(Stored entries)
================================

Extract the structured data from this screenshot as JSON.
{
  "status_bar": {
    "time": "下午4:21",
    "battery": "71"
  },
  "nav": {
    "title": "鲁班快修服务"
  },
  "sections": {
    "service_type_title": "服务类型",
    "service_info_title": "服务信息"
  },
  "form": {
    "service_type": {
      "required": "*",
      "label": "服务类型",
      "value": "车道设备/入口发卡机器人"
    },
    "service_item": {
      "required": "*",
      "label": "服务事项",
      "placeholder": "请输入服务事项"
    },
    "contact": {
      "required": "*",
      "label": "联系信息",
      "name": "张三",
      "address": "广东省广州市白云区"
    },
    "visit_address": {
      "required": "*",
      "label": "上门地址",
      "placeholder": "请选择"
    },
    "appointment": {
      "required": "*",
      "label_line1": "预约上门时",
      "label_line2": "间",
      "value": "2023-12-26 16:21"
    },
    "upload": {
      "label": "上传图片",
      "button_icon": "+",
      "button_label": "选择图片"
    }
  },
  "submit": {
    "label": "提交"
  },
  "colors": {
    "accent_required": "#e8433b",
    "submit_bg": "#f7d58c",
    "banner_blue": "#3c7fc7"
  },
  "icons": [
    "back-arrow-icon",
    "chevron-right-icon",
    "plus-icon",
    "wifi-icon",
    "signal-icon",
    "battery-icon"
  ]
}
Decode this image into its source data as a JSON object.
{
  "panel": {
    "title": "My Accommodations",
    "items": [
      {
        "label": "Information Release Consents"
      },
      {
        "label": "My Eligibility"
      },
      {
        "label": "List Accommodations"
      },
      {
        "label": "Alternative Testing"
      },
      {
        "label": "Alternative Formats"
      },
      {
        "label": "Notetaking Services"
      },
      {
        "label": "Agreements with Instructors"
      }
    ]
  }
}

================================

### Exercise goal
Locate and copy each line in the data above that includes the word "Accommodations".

### Response box
    "title": "My Accommodations",
        "label": "List Accommodations"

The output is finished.